Wednesday, April 30, 2008

Participant Observation

As a college student and student of anthropology, I was trained in the methodology of participant observation: informal interviews, direct observation, collective discussions, analyses of personal documents produced within the group, self-analysis, life-histories, and participation in the life of the group.

For four years, my participation in a Greek fraternity served as my training ground for developing these skills.

Though I have never been employed as an anthropologist, these skills have helped me in my work as a teacher, pastor, and – for a few years – as a salesman. Most often, these skills have been employed informally rather than formally.

At times, I have been more of a participant that an observer. I have been so immersed in the tasks at hand that I have failed to really observe how everything fits into the “big picture.” These days, I am more of an observer than a participant. Having fewer opportunities to participate in “the life of the group,” I have had to be content with being an observer of what is going on around me.

And, I must say that, for the most part, I am encouraged.

I am certainly encouraged as I see the evidence of God working in the people around me. Repentance. Reconciliation. Restoration. Restitution. God continues to bring people to Himself and to use them for His glory.

I am encouraged as God’s people grasp the depth of His love and strive to love others. Brokenness. Humility. Forgiveness. Not only have I observed people loving people, but I have been a recipient of that love.

Participation, for me, consists of intercessory prayer and providing encouragement where I can. As I observe the functioning of the body of Christ, I appreciate the time that God had given me to watch and to learn, but long to be a more active participant.

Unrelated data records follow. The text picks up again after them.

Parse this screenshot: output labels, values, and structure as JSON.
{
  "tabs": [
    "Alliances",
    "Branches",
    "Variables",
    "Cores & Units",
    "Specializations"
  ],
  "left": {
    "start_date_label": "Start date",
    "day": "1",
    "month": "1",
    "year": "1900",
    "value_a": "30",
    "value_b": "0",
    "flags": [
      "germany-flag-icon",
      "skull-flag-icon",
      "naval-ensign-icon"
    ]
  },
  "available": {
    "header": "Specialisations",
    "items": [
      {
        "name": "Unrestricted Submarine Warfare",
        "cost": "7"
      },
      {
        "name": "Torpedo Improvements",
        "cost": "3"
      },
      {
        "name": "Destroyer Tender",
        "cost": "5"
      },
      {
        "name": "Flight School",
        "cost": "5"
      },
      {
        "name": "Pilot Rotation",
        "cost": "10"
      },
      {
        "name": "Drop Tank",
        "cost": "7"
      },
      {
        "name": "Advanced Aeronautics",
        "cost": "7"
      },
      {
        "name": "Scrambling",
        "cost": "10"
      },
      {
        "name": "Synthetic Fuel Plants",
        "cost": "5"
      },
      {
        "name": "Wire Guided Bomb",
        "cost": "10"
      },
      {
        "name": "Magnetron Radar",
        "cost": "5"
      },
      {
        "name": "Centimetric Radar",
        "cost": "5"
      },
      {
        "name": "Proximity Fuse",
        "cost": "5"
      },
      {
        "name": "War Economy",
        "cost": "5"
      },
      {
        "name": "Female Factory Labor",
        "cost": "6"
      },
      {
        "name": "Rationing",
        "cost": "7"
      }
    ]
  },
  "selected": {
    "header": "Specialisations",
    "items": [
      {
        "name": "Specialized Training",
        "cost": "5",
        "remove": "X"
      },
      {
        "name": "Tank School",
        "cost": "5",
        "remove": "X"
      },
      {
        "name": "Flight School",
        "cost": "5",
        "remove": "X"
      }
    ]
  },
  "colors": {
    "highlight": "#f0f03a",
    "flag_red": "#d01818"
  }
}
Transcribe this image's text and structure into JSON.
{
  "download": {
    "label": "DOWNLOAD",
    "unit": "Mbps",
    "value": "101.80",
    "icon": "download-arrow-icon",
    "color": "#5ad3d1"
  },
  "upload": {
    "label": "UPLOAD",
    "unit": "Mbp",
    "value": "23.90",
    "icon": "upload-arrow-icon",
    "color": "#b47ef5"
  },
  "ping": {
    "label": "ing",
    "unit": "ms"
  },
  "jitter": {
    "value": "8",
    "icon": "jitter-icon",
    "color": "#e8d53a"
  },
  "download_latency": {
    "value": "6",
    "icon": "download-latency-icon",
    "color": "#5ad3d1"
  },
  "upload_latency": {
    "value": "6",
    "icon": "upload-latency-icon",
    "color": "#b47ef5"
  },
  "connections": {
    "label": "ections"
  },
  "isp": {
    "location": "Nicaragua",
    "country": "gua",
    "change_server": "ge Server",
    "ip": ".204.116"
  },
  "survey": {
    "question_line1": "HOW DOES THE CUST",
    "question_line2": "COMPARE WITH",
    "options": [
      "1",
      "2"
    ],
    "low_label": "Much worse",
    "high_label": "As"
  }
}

To put into practice what I have learned.

One of the basic tenets of participant observation is that one cannot be a participant-observer without somehow affecting the group. [A social application of the Heisenberg Uncertainty Principle, for those who remember high school physics.] In anthropology, this is often seen as a problem, because social scientists seek objectivity, however elusive that may be. In real life, in body life, my participation is meant to influence the group. This is God’s design. Paul Tripp describes body life in this way:

When God calls you to Himself, He also calls you to be a servant, an instrument in His redeeming hands. God uses people, who are themselves in need of change, as instruments of the same kind of change in others.

Tripp adds,

Our goal is to help one another live with a “God’s story” mentality. Our mission is to teach, admonish, and encourage one another to rest in His sovereignty, rather than establishing our own; to rely on His grace rather than performing on our own; and to submit to His glory rather than seeking our own. This is the work of the kingdom of God: people in the hands of the Redeemer, daily functioning as His tools of lasting change.

We are all participant observers. As followers of Jesus Christ, we all participate in the life of the group. Body life. We each have a responsibility to help one another to see our place in God’s sovereign plan and to help one another to be more like Jesus Christ, our Savior and our Lord.

1 comment:

David Covenant Marriage Seminars said...

Nice blog! I remember a blog about covenant marriage seminars with a similar discussion. What a coincidence.